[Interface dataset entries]

☆ ☆ ☆ ☆ ☆ ☆ ☆

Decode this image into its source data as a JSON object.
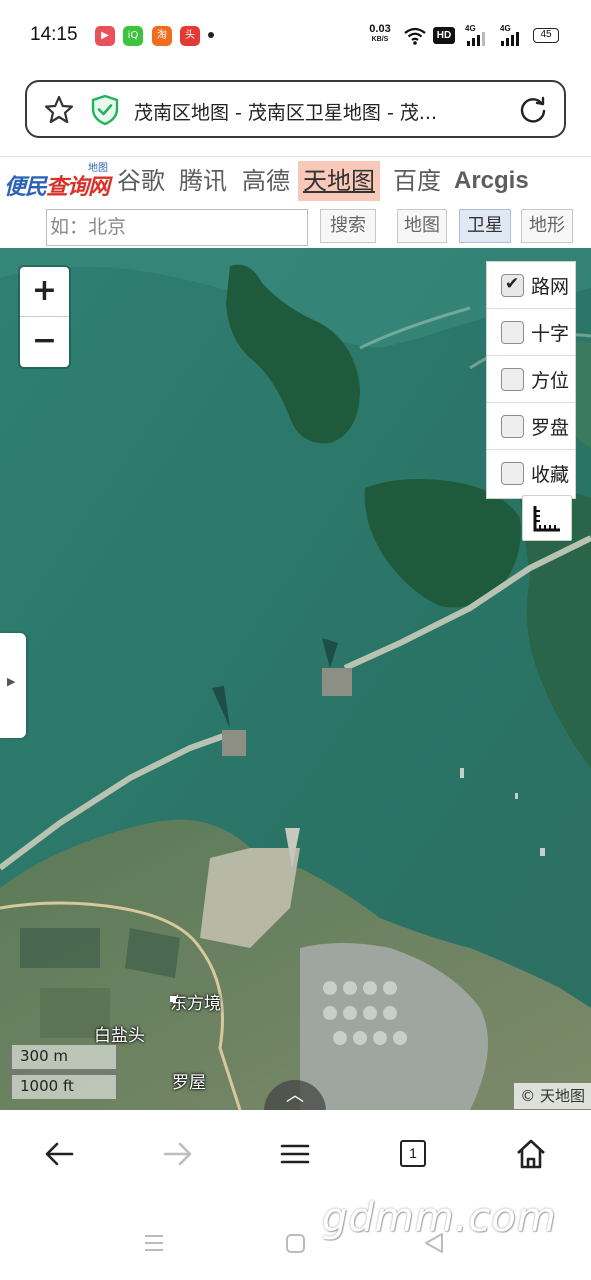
{
  "status_bar": {
    "time": "14:15",
    "net_speed_value": "0.03",
    "net_speed_unit": "KB/S",
    "hd_label": "HD",
    "sim1_label": "4G",
    "sim2_label": "4G",
    "battery": "45"
  },
  "browser": {
    "page_title": "茂南区地图 - 茂南区卫星地图 - 茂...",
    "tabs_count": "1"
  },
  "site": {
    "logo_text_blue": "便民",
    "logo_text_red": "查询网",
    "logo_superscript": "地图",
    "providers": [
      {
        "label": "谷歌",
        "active": false
      },
      {
        "label": "腾讯",
        "active": false
      },
      {
        "label": "高德",
        "active": false
      },
      {
        "label": "天地图",
        "active": true
      },
      {
        "label": "百度",
        "active": false
      },
      {
        "label": "Arcgis",
        "active": false
      }
    ],
    "search_placeholder": "如：北京",
    "search_button": "搜索",
    "map_types": [
      {
        "label": "地图",
        "active": false
      },
      {
        "label": "卫星",
        "active": true
      },
      {
        "label": "地形",
        "active": false
      }
    ]
  },
  "map": {
    "zoom_in": "+",
    "zoom_out": "−",
    "layers": [
      {
        "label": "路网",
        "checked": true
      },
      {
        "label": "十字",
        "checked": false
      },
      {
        "label": "方位",
        "checked": false
      },
      {
        "label": "罗盘",
        "checked": false
      },
      {
        "label": "收藏",
        "checked": false
      }
    ],
    "place_labels": [
      "东方境",
      "白盐头",
      "罗屋"
    ],
    "scale_metric": "300 m",
    "scale_imperial": "1000 ft",
    "attribution": "© 天地图"
  },
  "watermark": "gdmm.com"
}
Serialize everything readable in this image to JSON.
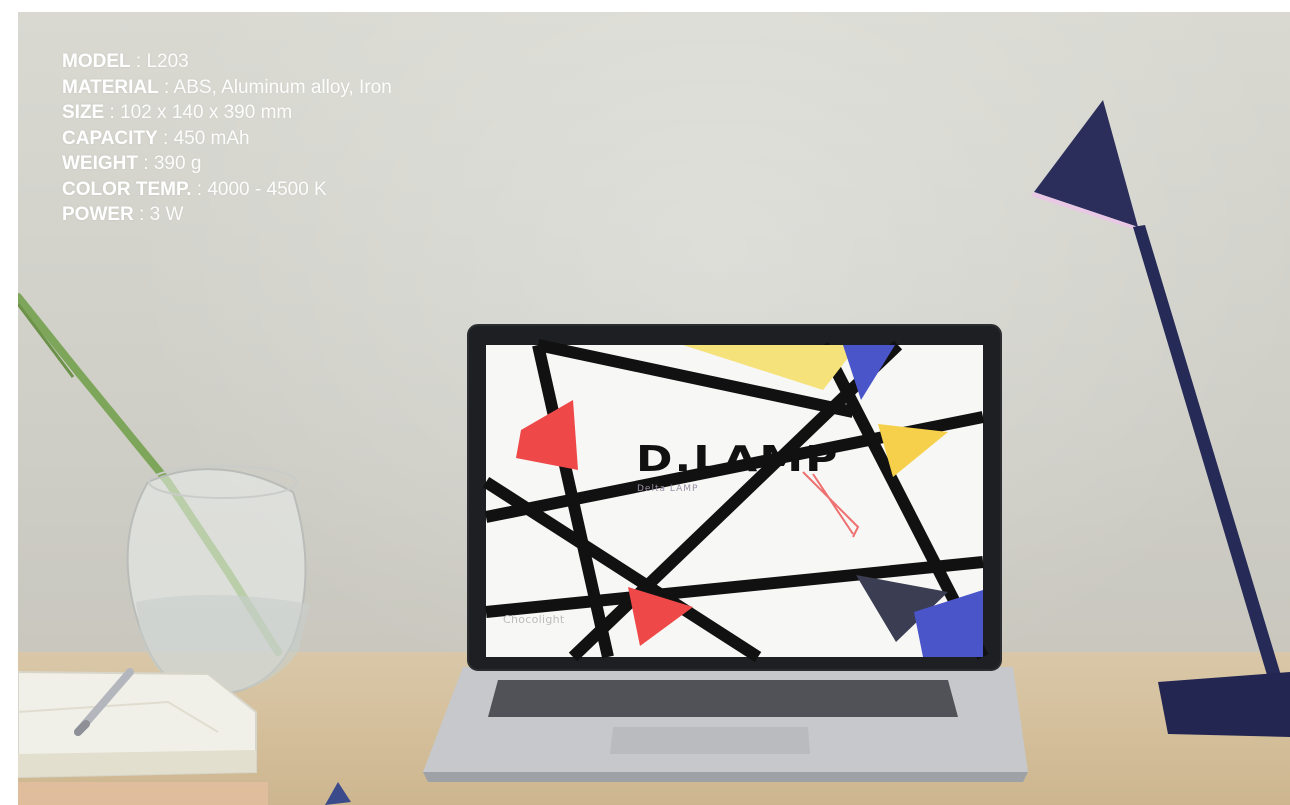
{
  "specs": [
    {
      "label": "MODEL",
      "value": "L203"
    },
    {
      "label": "MATERIAL",
      "value": "ABS, Aluminum alloy, Iron"
    },
    {
      "label": "SIZE",
      "value": "102 x 140 x 390 mm"
    },
    {
      "label": "CAPACITY",
      "value": "450 mAh"
    },
    {
      "label": "WEIGHT",
      "value": "390 g"
    },
    {
      "label": "COLOR TEMP.",
      "value": "4000 - 4500 K"
    },
    {
      "label": "POWER",
      "value": "3 W"
    }
  ],
  "separator": ":",
  "screen": {
    "logo": "D.LAMP",
    "subtitle": "Delta LAMP",
    "brand": "Chocolight"
  },
  "colors": {
    "lamp": "#2b2e5a",
    "wall": "#d4d4cd",
    "desk": "#d6c29f",
    "red_accent": "#ee4848",
    "yellow_accent": "#f6e27a",
    "blue_accent": "#4a55c9"
  },
  "icons": {
    "pencil": "pencil-icon"
  }
}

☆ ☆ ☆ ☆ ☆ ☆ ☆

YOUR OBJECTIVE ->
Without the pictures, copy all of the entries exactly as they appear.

EXERCISE SOLUTION ->
Decode this image into its source data as a JSON object.
{
  "status_bar": {
    "time": "14:15",
    "net_speed_value": "0.03",
    "net_speed_unit": "KB/S",
    "hd_label": "HD",
    "sim1_label": "4G",
    "sim2_label": "4G",
    "battery": "45"
  },
  "browser": {
    "page_title": "茂南区地图 - 茂南区卫星地图 - 茂...",
    "tabs_count": "1"
  },
  "site": {
    "logo_text_blue": "便民",
    "logo_text_red": "查询网",
    "logo_superscript": "地图",
    "providers": [
      {
        "label": "谷歌",
        "active": false
      },
      {
        "label": "腾讯",
        "active": false
      },
      {
        "label": "高德",
        "active": false
      },
      {
        "label": "天地图",
        "active": true
      },
      {
        "label": "百度",
        "active": false
      },
      {
        "label": "Arcgis",
        "active": false
      }
    ],
    "search_placeholder": "如：北京",
    "search_button": "搜索",
    "map_types": [
      {
        "label": "地图",
        "active": false
      },
      {
        "label": "卫星",
        "active": true
      },
      {
        "label": "地形",
        "active": false
      }
    ]
  },
  "map": {
    "zoom_in": "+",
    "zoom_out": "−",
    "layers": [
      {
        "label": "路网",
        "checked": true
      },
      {
        "label": "十字",
        "checked": false
      },
      {
        "label": "方位",
        "checked": false
      },
      {
        "label": "罗盘",
        "checked": false
      },
      {
        "label": "收藏",
        "checked": false
      }
    ],
    "place_labels": [
      "东方境",
      "白盐头",
      "罗屋"
    ],
    "scale_metric": "300 m",
    "scale_imperial": "1000 ft",
    "attribution": "© 天地图"
  },
  "watermark": "gdmm.com"
}
Serialize everything readable in this image to JSON.
{
  "specs": [
    {
      "label": "MODEL",
      "value": "L203"
    },
    {
      "label": "MATERIAL",
      "value": "ABS, Aluminum alloy, Iron"
    },
    {
      "label": "SIZE",
      "value": "102 x 140 x 390 mm"
    },
    {
      "label": "CAPACITY",
      "value": "450 mAh"
    },
    {
      "label": "WEIGHT",
      "value": "390 g"
    },
    {
      "label": "COLOR TEMP.",
      "value": "4000 - 4500 K"
    },
    {
      "label": "POWER",
      "value": "3 W"
    }
  ],
  "separator": ":",
  "screen": {
    "logo": "D.LAMP",
    "subtitle": "Delta LAMP",
    "brand": "Chocolight"
  },
  "colors": {
    "lamp": "#2b2e5a",
    "wall": "#d4d4cd",
    "desk": "#d6c29f",
    "red_accent": "#ee4848",
    "yellow_accent": "#f6e27a",
    "blue_accent": "#4a55c9"
  },
  "icons": {
    "pencil": "pencil-icon"
  }
}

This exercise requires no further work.